TASK DETAILS:
Say how many lines in the data hold "store". Nothing else belongs in the answer.

SUPPLIED ENTRIES:
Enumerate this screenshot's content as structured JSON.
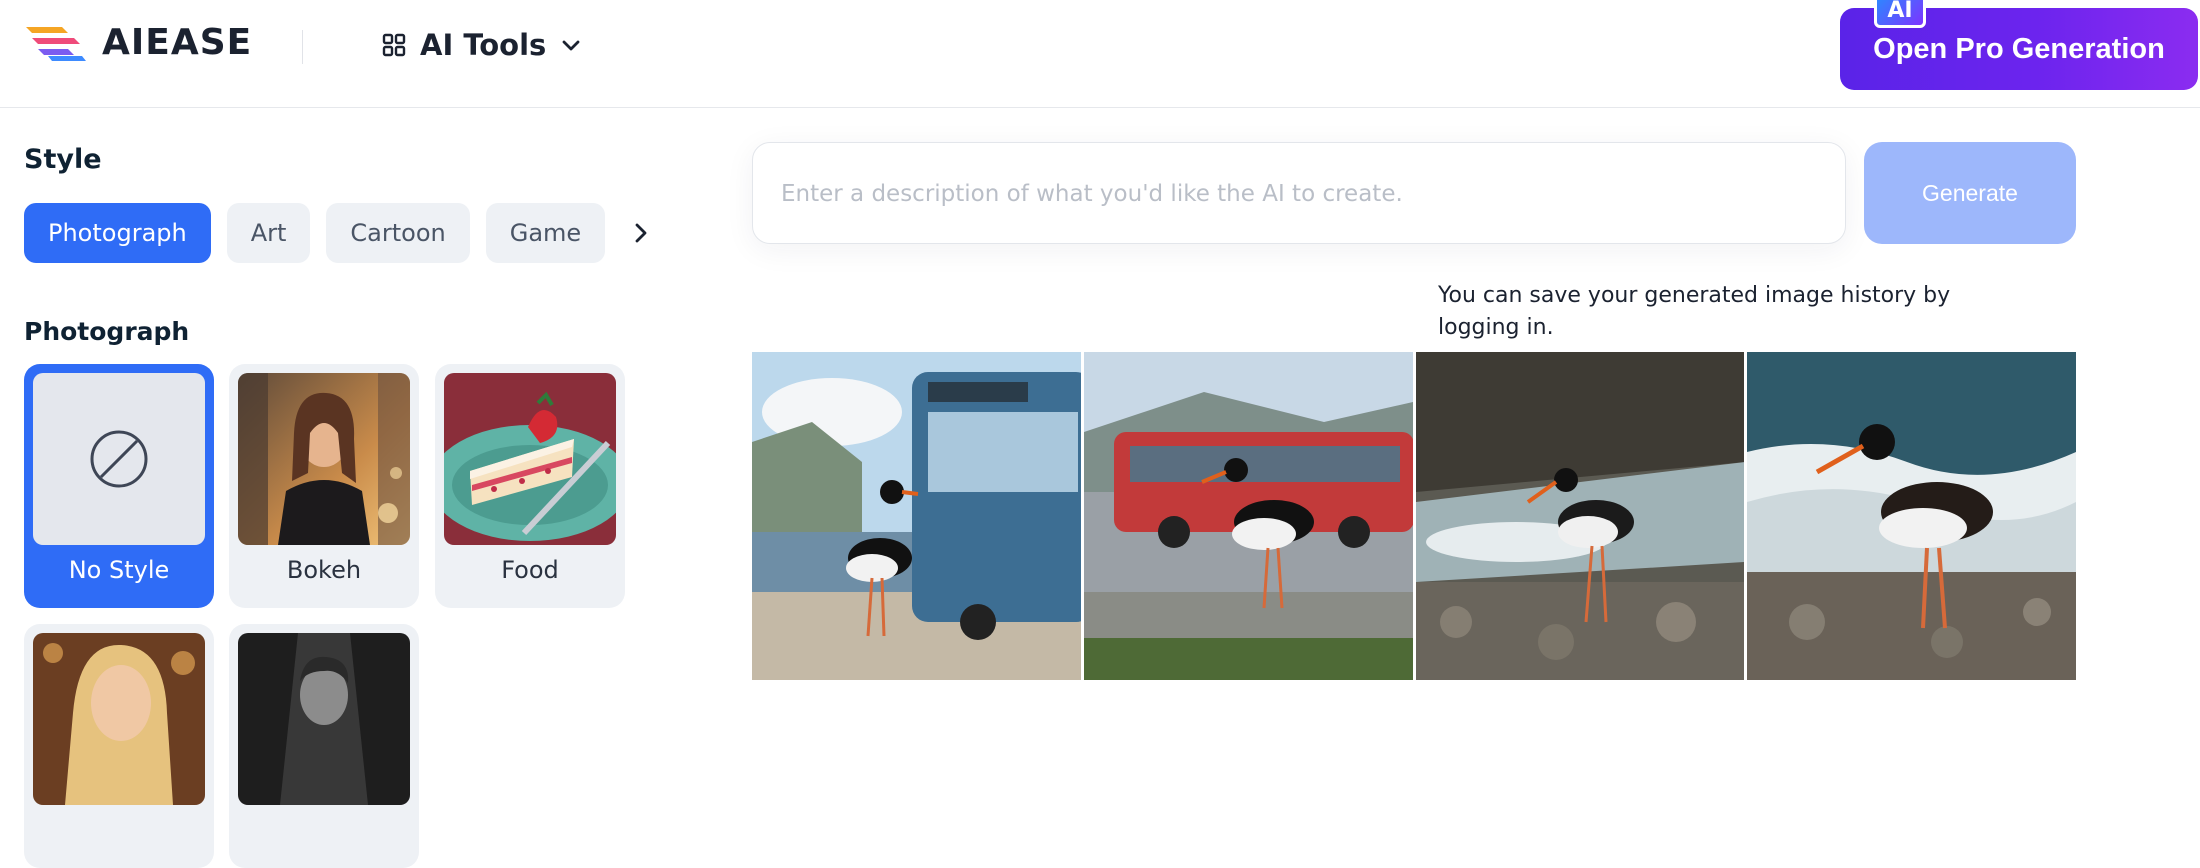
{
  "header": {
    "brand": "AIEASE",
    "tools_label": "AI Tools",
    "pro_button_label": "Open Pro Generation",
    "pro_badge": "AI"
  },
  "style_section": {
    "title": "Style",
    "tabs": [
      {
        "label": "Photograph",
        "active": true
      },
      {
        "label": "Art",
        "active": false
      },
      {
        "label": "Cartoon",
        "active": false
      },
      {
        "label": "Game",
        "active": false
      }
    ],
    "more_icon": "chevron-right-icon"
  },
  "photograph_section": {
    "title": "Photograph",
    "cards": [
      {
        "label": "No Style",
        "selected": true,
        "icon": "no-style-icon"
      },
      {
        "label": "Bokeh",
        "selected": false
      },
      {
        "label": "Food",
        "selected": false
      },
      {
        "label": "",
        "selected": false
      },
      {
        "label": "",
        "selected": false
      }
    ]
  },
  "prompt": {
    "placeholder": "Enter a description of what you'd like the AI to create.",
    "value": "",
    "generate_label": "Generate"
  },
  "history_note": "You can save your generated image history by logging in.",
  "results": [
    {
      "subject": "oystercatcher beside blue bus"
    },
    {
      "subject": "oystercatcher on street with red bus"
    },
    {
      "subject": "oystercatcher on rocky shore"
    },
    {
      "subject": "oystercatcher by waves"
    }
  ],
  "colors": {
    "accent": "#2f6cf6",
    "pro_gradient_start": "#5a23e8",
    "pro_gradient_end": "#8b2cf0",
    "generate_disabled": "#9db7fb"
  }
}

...

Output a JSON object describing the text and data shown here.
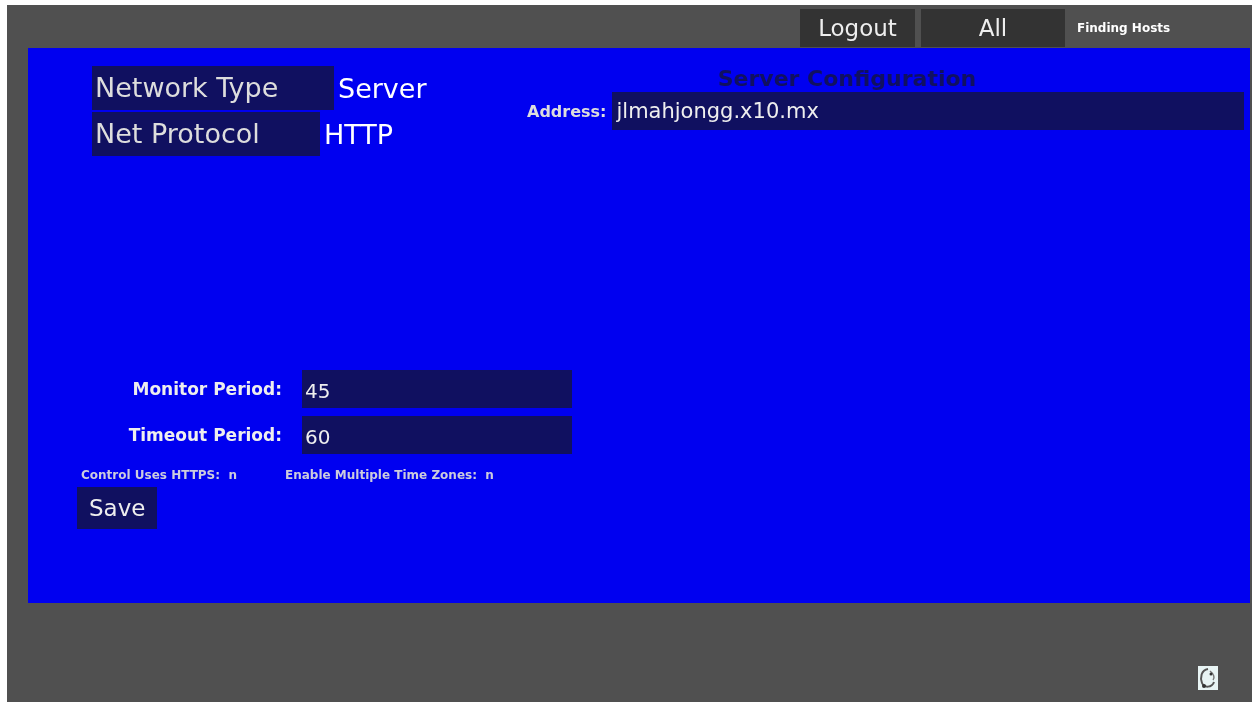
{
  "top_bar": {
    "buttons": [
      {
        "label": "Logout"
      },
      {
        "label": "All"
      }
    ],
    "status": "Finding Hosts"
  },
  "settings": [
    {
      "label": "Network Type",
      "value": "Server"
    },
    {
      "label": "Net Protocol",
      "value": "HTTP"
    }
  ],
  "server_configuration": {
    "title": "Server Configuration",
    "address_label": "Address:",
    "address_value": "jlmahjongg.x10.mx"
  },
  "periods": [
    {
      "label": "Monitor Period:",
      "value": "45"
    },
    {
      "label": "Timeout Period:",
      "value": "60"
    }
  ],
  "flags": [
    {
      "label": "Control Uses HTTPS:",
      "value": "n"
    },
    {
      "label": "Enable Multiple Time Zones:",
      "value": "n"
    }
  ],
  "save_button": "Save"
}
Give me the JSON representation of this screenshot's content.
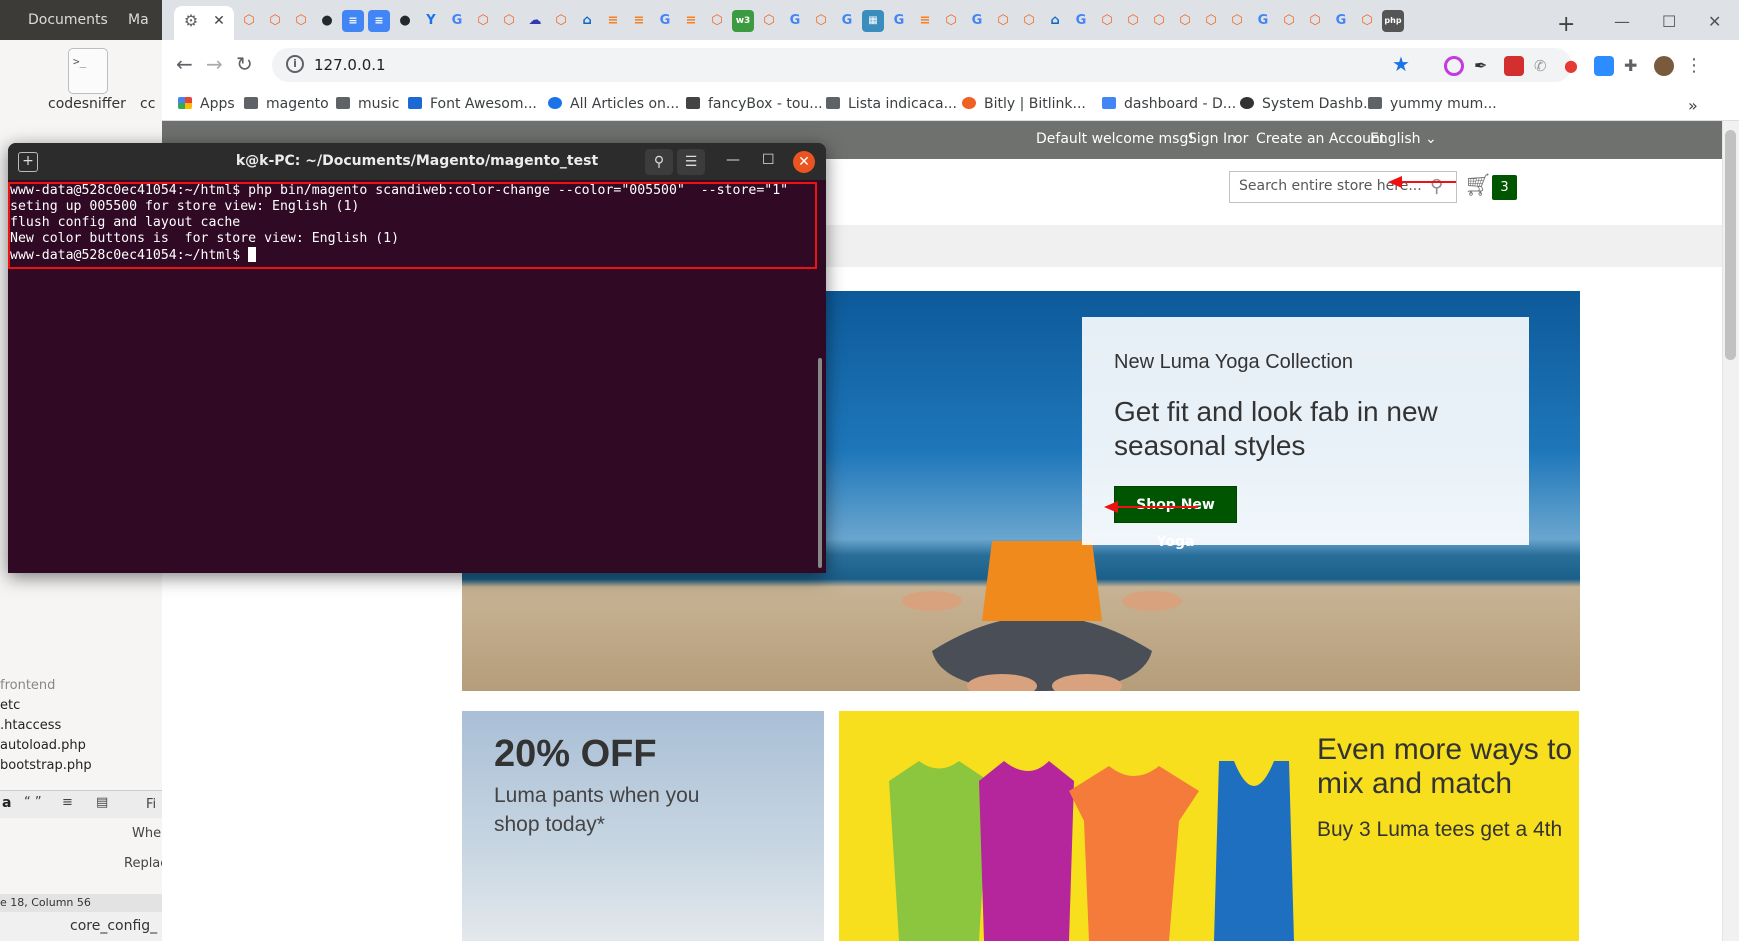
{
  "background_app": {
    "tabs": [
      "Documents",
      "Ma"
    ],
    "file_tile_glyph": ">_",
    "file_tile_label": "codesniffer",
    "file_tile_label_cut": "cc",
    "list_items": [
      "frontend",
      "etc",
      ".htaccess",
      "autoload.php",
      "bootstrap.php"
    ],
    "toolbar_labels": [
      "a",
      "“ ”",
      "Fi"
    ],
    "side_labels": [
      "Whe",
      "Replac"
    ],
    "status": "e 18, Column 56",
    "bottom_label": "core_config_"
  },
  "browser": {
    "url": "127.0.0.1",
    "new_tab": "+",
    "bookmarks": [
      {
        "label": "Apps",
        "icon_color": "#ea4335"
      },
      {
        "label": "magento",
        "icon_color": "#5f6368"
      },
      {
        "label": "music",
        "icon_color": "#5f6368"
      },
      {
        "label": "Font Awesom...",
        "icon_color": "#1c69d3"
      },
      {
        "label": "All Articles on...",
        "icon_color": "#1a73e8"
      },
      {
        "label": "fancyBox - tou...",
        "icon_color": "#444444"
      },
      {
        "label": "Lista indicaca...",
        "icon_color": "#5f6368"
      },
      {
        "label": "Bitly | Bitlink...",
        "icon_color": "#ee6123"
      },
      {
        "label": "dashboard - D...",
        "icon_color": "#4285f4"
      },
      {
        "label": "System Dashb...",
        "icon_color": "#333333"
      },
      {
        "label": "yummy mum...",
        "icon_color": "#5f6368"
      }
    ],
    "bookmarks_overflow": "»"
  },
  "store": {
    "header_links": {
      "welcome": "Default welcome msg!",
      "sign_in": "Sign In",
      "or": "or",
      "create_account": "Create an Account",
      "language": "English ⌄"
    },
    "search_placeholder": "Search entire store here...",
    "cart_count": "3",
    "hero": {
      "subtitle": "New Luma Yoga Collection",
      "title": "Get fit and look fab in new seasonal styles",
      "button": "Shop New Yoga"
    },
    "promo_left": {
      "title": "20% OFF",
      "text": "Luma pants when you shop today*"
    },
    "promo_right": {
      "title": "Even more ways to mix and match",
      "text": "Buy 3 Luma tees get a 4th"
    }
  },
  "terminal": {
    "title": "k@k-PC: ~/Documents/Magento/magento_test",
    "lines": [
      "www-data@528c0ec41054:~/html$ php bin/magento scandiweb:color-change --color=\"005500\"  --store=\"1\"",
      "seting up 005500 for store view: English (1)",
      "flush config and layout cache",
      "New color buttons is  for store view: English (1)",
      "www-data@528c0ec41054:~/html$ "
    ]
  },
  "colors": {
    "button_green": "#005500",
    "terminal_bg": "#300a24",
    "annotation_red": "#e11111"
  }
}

YOUR SOLUTION:
5